As a side comment: I now understand why it is advised to use a mask when you sand or drill in MDF. After the first two holes I realised that I didn't want to inhale the dust. I don't have a mask, but when I was in Madagascar last year we were taken to a marquetry workshop where they used airplane eyepatches instead of mask. Think how clever people can be! And it works just great.
Anyway, I drilled all these holes. When I earlier had tested drilling in MDF with a large drill, the surface was damaged. So I first drilled very small holes with a small drill and then enlarged them with a power tool. Before drilling, I tested the position of the lights on a piece of cardboard. Then I traced the holes from the cardboard onto the roof.
I need larger holes than for converntional wires because I will push bulbs through them, like this:
I will later protect wires with heavy-duty tape and possibly make grooves because the main house will be on top of this. The battery holder will be on the back. But there are still some things I need to finish before I glue on the roof.
It is almost impossible to take pictures from the sides, through the windows, but at least ir provides some idea. One set of lights is under the staircase in the rear corridor where I have a chest of drawers. It is visible through the working kitchen window.
From the other side, you can see the staircase and the wall with some pictures.
Again, it is taken through a window. Finally, from the front entrance, you can see the staircase through a door.

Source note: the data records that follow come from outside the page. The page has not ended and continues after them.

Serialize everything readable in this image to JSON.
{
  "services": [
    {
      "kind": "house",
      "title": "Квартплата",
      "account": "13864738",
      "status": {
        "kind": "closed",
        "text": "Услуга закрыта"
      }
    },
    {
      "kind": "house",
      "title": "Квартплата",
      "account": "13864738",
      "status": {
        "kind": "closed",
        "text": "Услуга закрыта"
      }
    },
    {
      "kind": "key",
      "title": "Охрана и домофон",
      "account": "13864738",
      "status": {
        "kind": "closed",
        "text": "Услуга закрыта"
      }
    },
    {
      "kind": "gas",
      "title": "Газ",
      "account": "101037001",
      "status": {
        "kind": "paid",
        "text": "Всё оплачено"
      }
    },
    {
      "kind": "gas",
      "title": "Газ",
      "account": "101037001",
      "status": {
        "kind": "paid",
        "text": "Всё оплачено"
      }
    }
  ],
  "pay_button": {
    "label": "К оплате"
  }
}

I haven't bothered to make lampshades because the lights are quite dull as they are. When I have proper lights in the front rooms the corridor lights will be almost invisible, but they will still contribute to the effect. My filmmaker son tells me that in light technicians' jargon they are called "practical".
I am working on the proper lighting now and will hopefully be able to share the results soon.